Museum Monday: London’s HMS Belfast
For Museum Monday, we’re highlighting the HMS Belfast. This is a historic warship and a 9-deck floating museum completely moored in London on the River Thames.
The Royal Navy ship is named after the Northern Ireland metropolis of Belfast and is operated as one of the Imperial War Museums’ 5 web sites.
The ship was released on St. Patrick’s Day in March 1938 and noticed movement for the duration of World War II and the Korean War
Visitors need to wear robust footwear and arrive ready for a exercise. You’ll stroll the ship’s nine decks and climb up and down steep ladders at the same time as learning approximately the ship’s function in naval records and the daily life of sailors that served on board.
What You’ll See at the HMS Belfast
Visitors to the HMS Belfast gets to see, and in a few cases, revel in regions of the ship that include giant gadget rooms, the gun turret, and the Operations Room (with simulated radars, gadget lights, and touchscreen plotting desk). Below the Water line is wherein the shell room, boiler room, and engine room are placed.
950 humans at a time lived and worked on the deliver, so that you’ll also see the ship’s mess deck, chapel, radio station, scientific bay, dentist’s office, and bakery.
Most site visitors to the HMS Belfast take self-guided tours with the aid of the audio excursion included in admission.
But due to the fact we were tagging along with Gatwick Airport mascot, Gary Gatwick, our deliver manual turned into the nimble and knowledgeable Ngaire Bushell, a manufacturer from the Imperial War Museum’s Public Engagement and Learning Team.
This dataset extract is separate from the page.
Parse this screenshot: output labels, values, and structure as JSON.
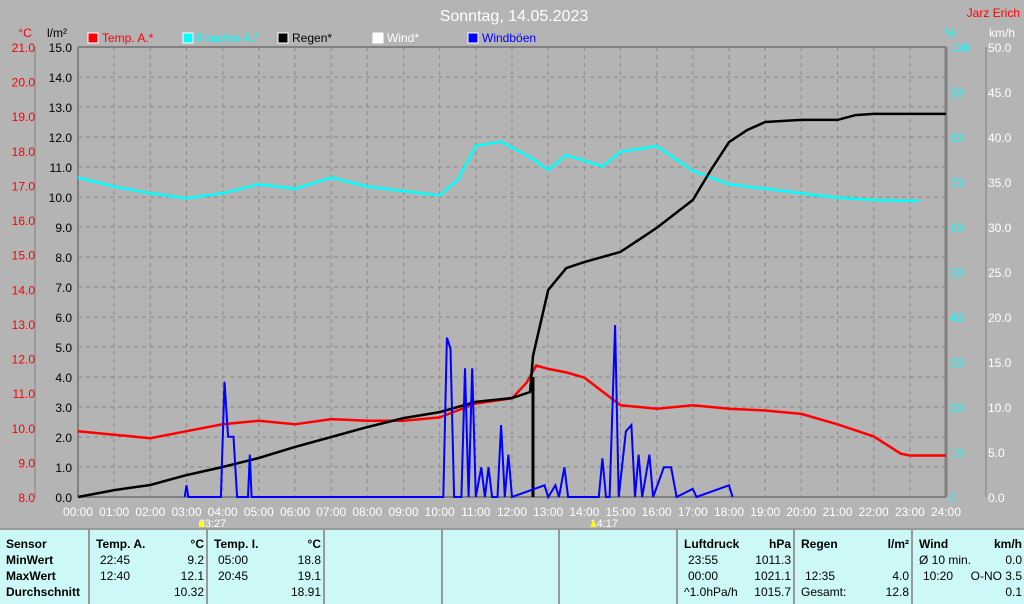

She not best is aware of the entirety about the history of the HMS Belfast and all its nooks and crannies but has met many sailors who served on the ship over the years.
Planning an HMS Belfast visit? Here’s a brief video about reveals and stories introduced and up to date at the same time as the enchantment turned into closed at some point of the pandemic.